Dataset rows describing interfaces
• • •

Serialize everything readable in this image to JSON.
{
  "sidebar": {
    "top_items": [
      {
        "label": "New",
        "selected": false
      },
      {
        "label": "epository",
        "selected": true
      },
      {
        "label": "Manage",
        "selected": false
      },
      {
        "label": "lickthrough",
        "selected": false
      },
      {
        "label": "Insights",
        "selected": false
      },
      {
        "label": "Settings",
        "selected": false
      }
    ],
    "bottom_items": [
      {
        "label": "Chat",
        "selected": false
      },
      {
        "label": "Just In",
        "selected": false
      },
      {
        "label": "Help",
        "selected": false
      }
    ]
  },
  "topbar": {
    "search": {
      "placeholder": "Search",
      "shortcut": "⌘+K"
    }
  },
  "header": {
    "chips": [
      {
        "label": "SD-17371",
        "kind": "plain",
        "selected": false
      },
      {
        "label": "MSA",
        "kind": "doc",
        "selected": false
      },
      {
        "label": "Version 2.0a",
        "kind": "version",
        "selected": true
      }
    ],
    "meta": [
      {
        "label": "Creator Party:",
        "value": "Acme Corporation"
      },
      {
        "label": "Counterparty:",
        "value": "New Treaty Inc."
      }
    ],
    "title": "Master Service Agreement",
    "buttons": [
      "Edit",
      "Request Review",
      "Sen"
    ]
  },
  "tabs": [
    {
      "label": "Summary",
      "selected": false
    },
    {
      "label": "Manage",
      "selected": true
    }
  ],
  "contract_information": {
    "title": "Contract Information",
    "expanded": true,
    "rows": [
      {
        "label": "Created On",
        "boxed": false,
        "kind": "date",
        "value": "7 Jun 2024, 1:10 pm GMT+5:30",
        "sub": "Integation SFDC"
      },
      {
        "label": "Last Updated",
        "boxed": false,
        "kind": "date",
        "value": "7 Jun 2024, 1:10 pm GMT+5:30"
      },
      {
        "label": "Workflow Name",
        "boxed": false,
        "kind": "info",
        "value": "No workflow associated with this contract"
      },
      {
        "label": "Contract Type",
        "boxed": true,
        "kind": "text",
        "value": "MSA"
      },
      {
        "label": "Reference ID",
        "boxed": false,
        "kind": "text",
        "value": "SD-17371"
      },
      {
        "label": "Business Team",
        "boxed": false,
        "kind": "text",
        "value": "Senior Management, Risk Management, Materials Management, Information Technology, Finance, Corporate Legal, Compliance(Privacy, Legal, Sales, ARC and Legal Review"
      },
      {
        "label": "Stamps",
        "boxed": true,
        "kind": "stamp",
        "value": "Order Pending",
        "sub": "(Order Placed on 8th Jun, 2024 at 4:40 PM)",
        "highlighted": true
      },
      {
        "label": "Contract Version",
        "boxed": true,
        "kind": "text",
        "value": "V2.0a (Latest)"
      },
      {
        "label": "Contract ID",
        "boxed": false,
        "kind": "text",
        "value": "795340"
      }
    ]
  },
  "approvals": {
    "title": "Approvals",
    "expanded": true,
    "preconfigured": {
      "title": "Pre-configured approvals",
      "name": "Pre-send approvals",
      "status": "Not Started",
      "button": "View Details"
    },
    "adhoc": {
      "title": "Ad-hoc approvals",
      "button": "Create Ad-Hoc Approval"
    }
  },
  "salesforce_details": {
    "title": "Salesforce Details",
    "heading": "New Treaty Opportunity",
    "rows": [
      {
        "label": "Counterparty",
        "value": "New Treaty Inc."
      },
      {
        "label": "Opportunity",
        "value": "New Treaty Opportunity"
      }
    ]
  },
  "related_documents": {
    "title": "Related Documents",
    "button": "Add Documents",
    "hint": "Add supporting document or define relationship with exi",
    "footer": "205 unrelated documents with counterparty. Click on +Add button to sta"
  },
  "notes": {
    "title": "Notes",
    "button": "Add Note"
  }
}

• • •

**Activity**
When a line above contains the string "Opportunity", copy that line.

**Solution**
    "heading": "New Treaty Opportunity",
        "label": "Opportunity",
        "value": "New Treaty Opportunity"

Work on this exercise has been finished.